journal contribution
posted on 2009-03-01, 00:00 authored by S McLaren, M Wallace, B Pillans, S Gallagher, J Miranda, Mark WarneMark Warne
Paleo Lake Bungunnia covered more than 40 000 km2 of southern Australia during the Plio-Pleistocene, although the age and origin of the lake remain controversial. The Blanchetown Clay is the main depositional unit and outcrop at Nampoo Station in far-western New South Wales provides the most continuous lacustrine section preserved in the basin. Here the Blanchetown Clay represents the maximum lake fill and comprises: (i) a basal well-sorted sand with interbedded clay (Chowilla Sand), representing initial flooding at the time of lake formation; (ii) a thick sequence of green-grey clay comprised dominantly of kaolinite and illite, with the apparently cyclic occurrence of illite interpreted to represent cool and dry glacial climatic intervals; and (iii) a 2.6 m-thick sequence of finely laminated silt and silty clay, here defined as the Nampoo Member of the Blanchetown Clay.
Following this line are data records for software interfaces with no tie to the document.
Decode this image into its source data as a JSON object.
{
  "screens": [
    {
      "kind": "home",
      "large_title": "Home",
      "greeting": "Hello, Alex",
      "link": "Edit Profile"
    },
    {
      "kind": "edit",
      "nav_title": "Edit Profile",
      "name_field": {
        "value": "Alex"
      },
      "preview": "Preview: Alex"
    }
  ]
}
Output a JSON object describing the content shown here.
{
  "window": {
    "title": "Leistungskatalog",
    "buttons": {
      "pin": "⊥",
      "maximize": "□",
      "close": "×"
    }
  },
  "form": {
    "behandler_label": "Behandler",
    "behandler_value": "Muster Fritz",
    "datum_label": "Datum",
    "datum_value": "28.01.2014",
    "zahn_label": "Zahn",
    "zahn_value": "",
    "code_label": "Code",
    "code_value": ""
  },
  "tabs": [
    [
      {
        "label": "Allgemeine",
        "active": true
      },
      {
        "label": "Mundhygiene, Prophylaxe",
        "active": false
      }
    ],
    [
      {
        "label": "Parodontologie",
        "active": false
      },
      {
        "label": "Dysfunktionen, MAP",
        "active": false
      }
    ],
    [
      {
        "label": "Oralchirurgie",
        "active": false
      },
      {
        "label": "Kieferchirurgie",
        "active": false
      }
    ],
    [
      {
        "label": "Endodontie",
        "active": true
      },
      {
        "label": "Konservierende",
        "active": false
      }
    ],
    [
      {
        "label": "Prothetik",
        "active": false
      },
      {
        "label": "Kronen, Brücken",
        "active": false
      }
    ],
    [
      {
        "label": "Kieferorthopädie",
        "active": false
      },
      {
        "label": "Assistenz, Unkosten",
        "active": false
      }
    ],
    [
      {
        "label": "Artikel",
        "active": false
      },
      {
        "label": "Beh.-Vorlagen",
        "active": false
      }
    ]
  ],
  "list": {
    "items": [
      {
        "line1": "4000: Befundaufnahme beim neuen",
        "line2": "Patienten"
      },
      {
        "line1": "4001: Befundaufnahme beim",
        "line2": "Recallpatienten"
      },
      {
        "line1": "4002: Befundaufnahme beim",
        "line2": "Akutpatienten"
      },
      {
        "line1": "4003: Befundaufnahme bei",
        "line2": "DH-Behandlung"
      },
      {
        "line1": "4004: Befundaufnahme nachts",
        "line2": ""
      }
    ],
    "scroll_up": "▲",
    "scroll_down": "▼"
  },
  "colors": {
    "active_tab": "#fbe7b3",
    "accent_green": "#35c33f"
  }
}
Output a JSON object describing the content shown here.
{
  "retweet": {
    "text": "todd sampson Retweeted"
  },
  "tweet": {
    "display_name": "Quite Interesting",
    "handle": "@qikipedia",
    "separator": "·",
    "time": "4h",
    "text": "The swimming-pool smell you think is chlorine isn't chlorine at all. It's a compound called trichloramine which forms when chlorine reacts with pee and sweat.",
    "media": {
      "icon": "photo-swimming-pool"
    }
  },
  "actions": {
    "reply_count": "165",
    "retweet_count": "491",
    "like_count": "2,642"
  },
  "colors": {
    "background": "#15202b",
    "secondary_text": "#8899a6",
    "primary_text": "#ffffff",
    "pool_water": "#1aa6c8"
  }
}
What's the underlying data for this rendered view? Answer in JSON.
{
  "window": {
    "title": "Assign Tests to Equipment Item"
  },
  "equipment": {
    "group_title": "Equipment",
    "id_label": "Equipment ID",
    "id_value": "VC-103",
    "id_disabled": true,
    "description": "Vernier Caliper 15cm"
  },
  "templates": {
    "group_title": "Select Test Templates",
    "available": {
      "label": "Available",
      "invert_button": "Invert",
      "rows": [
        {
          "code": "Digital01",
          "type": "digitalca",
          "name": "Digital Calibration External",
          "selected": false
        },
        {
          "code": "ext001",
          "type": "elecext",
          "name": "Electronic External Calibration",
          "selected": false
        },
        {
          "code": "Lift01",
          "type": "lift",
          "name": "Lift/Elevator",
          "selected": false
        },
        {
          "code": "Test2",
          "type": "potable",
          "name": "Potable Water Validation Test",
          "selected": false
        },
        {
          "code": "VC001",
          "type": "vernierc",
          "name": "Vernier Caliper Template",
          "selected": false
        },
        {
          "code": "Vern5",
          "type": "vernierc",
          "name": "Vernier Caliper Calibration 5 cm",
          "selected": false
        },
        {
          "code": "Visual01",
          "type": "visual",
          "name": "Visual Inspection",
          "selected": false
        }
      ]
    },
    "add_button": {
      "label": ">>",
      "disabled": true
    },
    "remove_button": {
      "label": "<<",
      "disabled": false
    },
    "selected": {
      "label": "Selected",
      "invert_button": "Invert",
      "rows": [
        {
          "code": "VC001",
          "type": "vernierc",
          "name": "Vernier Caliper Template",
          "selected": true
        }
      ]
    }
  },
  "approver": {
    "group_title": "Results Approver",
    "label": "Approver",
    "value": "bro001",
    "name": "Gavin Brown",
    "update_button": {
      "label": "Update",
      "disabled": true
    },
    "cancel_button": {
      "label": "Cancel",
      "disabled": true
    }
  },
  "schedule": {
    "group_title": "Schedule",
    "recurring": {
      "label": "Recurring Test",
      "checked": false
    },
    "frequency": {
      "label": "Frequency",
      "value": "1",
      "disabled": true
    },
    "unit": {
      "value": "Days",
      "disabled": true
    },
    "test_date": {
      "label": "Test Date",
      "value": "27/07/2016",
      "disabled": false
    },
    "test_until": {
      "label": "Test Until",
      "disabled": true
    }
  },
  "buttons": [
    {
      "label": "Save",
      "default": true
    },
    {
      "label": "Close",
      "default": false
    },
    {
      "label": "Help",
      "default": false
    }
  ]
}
New magnetostratigraphic data constrain the age of the oldest lake sediments to be younger than 2.581 Ma (Matuyama-Gauss boundary) and probably as young as 2.4 Ma. This age is significantly younger than the age of 3.2 Ma previously suggested for lake formation. The youngest Blanchetown Clay is older than 0.781 Ma (Brunhes-Matuyama boundary) and probably as old as 1.2 Ma. The Nampoo Station section provides a framework for the construction of a regional Plio-Pleistocene stratigraphy in the Murray Basin.

History

Journal

Australian Journal of Earth Sciences

Volume

56

Pagination

259-270

Location

Abingdon, England

ISSN

1440-0952

eISSN

1440-0952

Language

eng

Publication classification

C1 Refereed article in a scholarly journal

Copyright notice

2009, Taylor & Francis

Issue

2

Publisher

Taylor & Francis